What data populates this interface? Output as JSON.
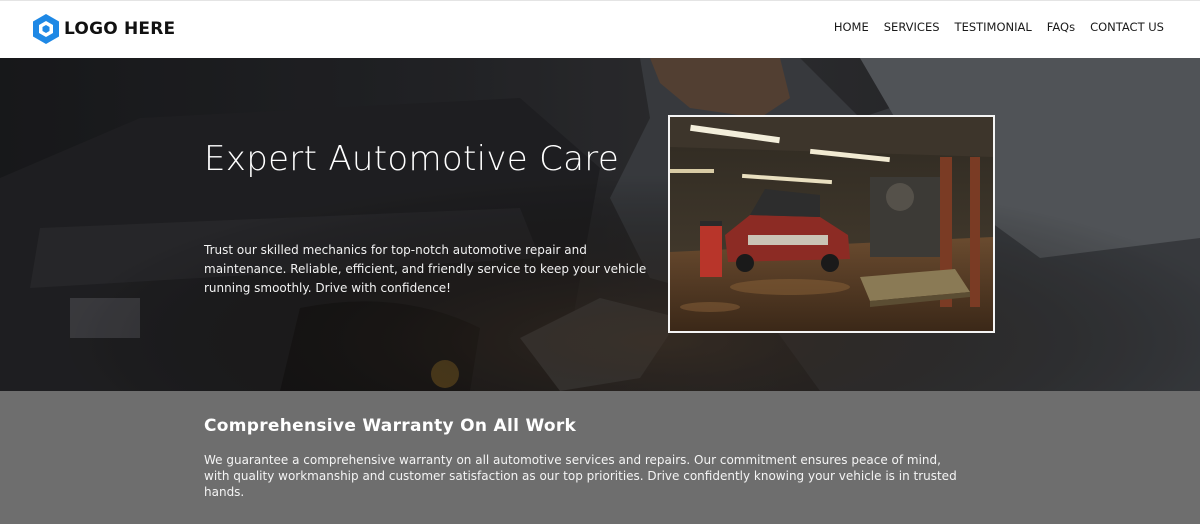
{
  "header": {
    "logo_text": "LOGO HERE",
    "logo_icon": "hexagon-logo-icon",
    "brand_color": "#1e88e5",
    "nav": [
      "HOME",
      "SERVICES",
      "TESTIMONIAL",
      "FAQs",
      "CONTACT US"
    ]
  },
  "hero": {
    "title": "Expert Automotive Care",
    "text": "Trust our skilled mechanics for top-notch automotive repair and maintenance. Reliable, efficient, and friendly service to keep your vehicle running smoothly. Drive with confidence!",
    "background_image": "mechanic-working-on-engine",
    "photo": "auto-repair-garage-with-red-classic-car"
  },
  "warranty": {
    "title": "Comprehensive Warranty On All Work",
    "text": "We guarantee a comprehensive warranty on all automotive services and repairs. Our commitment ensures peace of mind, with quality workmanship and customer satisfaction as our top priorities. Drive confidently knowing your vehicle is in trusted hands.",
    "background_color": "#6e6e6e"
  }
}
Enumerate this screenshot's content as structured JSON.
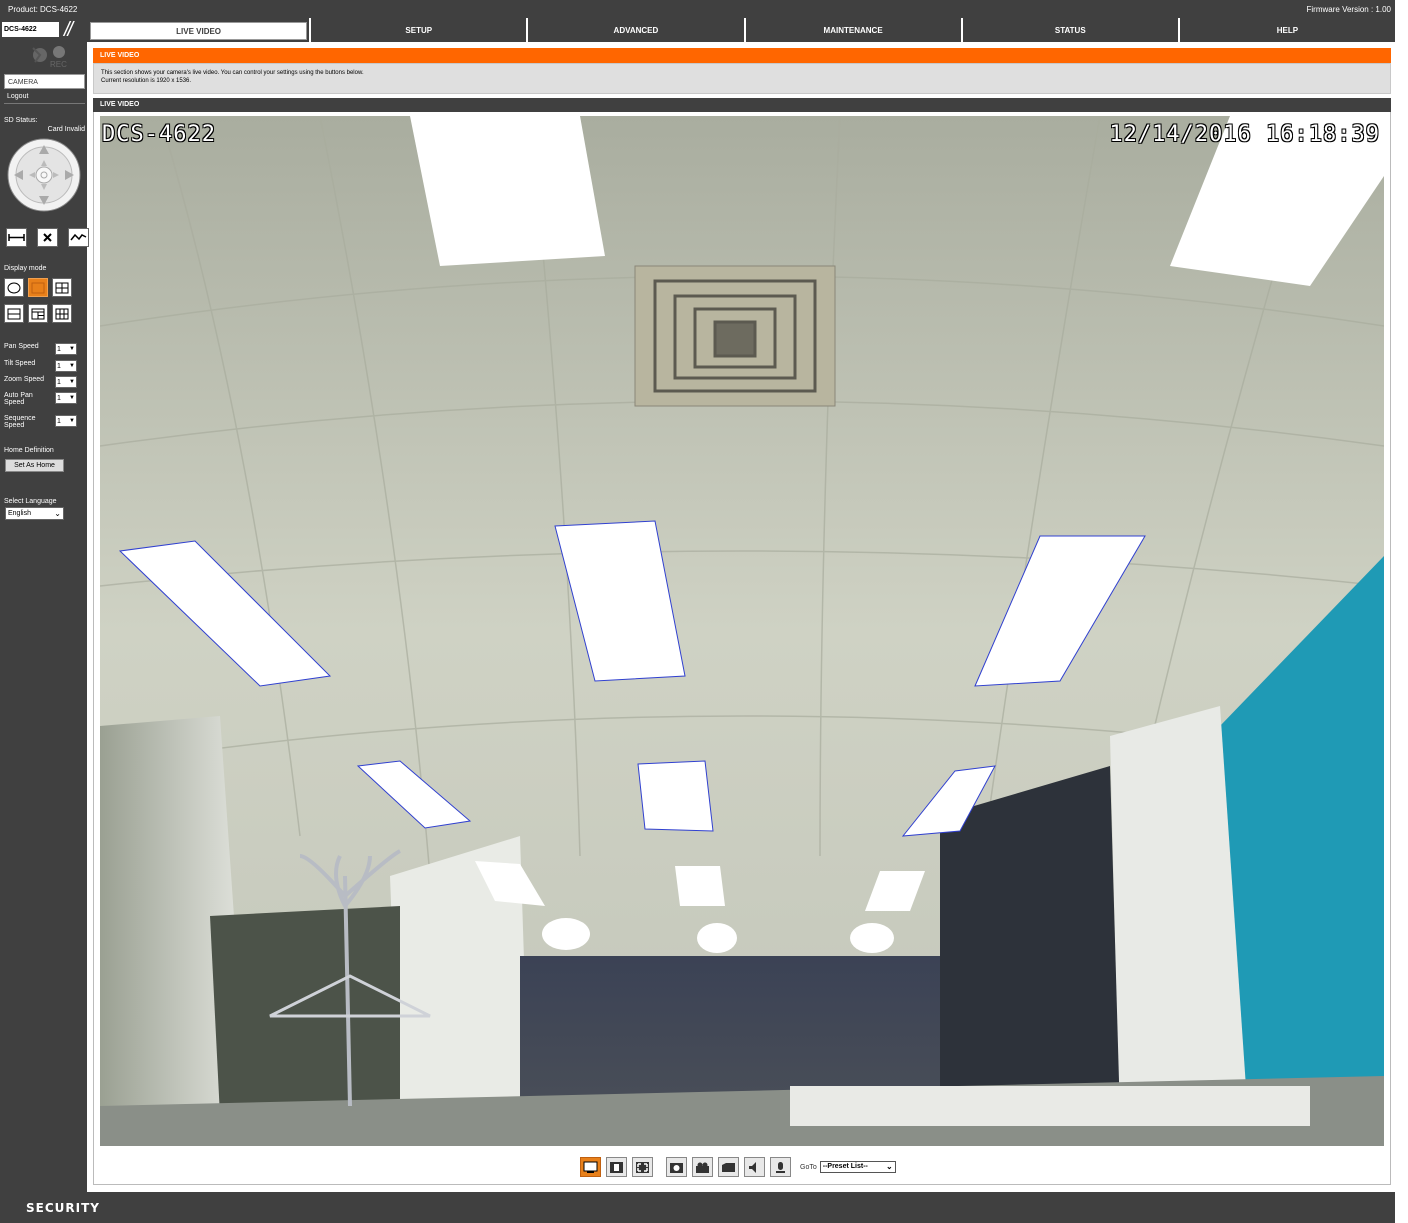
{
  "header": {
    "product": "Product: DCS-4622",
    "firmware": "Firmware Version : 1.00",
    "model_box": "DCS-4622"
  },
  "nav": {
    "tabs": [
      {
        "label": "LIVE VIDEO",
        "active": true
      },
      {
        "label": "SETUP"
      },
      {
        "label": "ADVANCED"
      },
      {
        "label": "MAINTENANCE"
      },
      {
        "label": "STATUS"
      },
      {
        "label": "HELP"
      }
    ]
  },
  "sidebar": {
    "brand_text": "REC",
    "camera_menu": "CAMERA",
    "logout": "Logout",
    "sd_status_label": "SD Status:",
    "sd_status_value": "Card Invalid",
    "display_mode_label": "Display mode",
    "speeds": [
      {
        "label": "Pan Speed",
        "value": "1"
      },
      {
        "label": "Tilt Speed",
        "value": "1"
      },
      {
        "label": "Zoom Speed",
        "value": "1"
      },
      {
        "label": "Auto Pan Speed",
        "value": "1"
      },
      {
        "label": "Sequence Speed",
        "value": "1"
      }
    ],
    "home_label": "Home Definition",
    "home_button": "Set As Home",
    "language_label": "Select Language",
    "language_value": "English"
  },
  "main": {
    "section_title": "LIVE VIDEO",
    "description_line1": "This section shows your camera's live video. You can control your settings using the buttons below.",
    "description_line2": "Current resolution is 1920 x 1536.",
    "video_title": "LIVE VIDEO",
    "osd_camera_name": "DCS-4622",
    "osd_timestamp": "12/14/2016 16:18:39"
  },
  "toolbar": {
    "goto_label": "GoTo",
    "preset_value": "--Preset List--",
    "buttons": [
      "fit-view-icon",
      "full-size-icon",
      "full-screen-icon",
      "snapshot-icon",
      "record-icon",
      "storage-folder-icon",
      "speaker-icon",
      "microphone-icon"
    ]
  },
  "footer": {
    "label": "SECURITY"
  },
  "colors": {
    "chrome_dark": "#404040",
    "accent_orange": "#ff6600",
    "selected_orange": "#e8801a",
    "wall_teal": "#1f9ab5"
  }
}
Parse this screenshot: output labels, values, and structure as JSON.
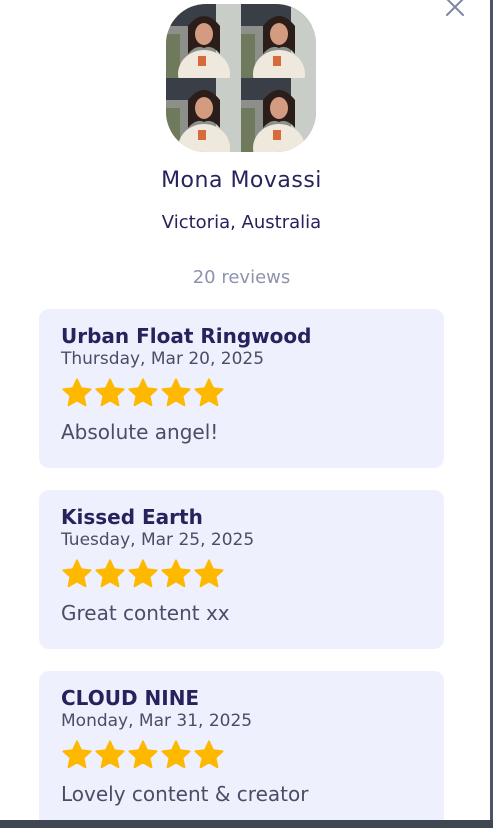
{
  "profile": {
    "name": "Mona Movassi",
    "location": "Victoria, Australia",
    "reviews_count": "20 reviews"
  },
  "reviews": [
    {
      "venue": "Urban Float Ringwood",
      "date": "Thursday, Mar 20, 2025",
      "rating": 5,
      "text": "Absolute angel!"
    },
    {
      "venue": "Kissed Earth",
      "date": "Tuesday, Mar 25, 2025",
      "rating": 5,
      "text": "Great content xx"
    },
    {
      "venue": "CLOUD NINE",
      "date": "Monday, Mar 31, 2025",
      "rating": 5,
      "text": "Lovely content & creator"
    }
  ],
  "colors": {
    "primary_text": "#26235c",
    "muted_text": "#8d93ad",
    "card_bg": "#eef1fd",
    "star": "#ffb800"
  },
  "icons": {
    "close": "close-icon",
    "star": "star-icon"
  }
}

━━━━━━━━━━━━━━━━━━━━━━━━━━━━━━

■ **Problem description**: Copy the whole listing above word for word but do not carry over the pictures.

■ **Result for this task**:
What data populates this interface? Output as JSON.
{
  "header": {
    "logo_text": "LOGO HERE",
    "logo_icon": "hexagon-logo-icon",
    "brand_color": "#1e88e5",
    "nav": [
      "HOME",
      "SERVICES",
      "TESTIMONIAL",
      "FAQs",
      "CONTACT US"
    ]
  },
  "hero": {
    "title": "Expert Automotive Care",
    "text": "Trust our skilled mechanics for top-notch automotive repair and maintenance. Reliable, efficient, and friendly service to keep your vehicle running smoothly. Drive with confidence!",
    "background_image": "mechanic-working-on-engine",
    "photo": "auto-repair-garage-with-red-classic-car"
  },
  "warranty": {
    "title": "Comprehensive Warranty On All Work",
    "text": "We guarantee a comprehensive warranty on all automotive services and repairs. Our commitment ensures peace of mind, with quality workmanship and customer satisfaction as our top priorities. Drive confidently knowing your vehicle is in trusted hands.",
    "background_color": "#6e6e6e"
  }
}
Enumerate this screenshot's content as structured JSON.
{
  "header": {
    "product": "Product: DCS-4622",
    "firmware": "Firmware Version : 1.00",
    "model_box": "DCS-4622"
  },
  "nav": {
    "tabs": [
      {
        "label": "LIVE VIDEO",
        "active": true
      },
      {
        "label": "SETUP"
      },
      {
        "label": "ADVANCED"
      },
      {
        "label": "MAINTENANCE"
      },
      {
        "label": "STATUS"
      },
      {
        "label": "HELP"
      }
    ]
  },
  "sidebar": {
    "brand_text": "REC",
    "camera_menu": "CAMERA",
    "logout": "Logout",
    "sd_status_label": "SD Status:",
    "sd_status_value": "Card Invalid",
    "display_mode_label": "Display mode",
    "speeds": [
      {
        "label": "Pan Speed",
        "value": "1"
      },
      {
        "label": "Tilt Speed",
        "value": "1"
      },
      {
        "label": "Zoom Speed",
        "value": "1"
      },
      {
        "label": "Auto Pan Speed",
        "value": "1"
      },
      {
        "label": "Sequence Speed",
        "value": "1"
      }
    ],
    "home_label": "Home Definition",
    "home_button": "Set As Home",
    "language_label": "Select Language",
    "language_value": "English"
  },
  "main": {
    "section_title": "LIVE VIDEO",
    "description_line1": "This section shows your camera's live video. You can control your settings using the buttons below.",
    "description_line2": "Current resolution is 1920 x 1536.",
    "video_title": "LIVE VIDEO",
    "osd_camera_name": "DCS-4622",
    "osd_timestamp": "12/14/2016 16:18:39"
  },
  "toolbar": {
    "goto_label": "GoTo",
    "preset_value": "--Preset List--",
    "buttons": [
      "fit-view-icon",
      "full-size-icon",
      "full-screen-icon",
      "snapshot-icon",
      "record-icon",
      "storage-folder-icon",
      "speaker-icon",
      "microphone-icon"
    ]
  },
  "footer": {
    "label": "SECURITY"
  },
  "colors": {
    "chrome_dark": "#404040",
    "accent_orange": "#ff6600",
    "selected_orange": "#e8801a",
    "wall_teal": "#1f9ab5"
  }
}
Parse this screenshot: output labels, values, and structure as JSON.
{
  "profile": {
    "name": "Mona Movassi",
    "location": "Victoria, Australia",
    "reviews_count": "20 reviews"
  },
  "reviews": [
    {
      "venue": "Urban Float Ringwood",
      "date": "Thursday, Mar 20, 2025",
      "rating": 5,
      "text": "Absolute angel!"
    },
    {
      "venue": "Kissed Earth",
      "date": "Tuesday, Mar 25, 2025",
      "rating": 5,
      "text": "Great content xx"
    },
    {
      "venue": "CLOUD NINE",
      "date": "Monday, Mar 31, 2025",
      "rating": 5,
      "text": "Lovely content & creator"
    }
  ],
  "colors": {
    "primary_text": "#26235c",
    "muted_text": "#8d93ad",
    "card_bg": "#eef1fd",
    "star": "#ffb800"
  },
  "icons": {
    "close": "close-icon",
    "star": "star-icon"
  }
}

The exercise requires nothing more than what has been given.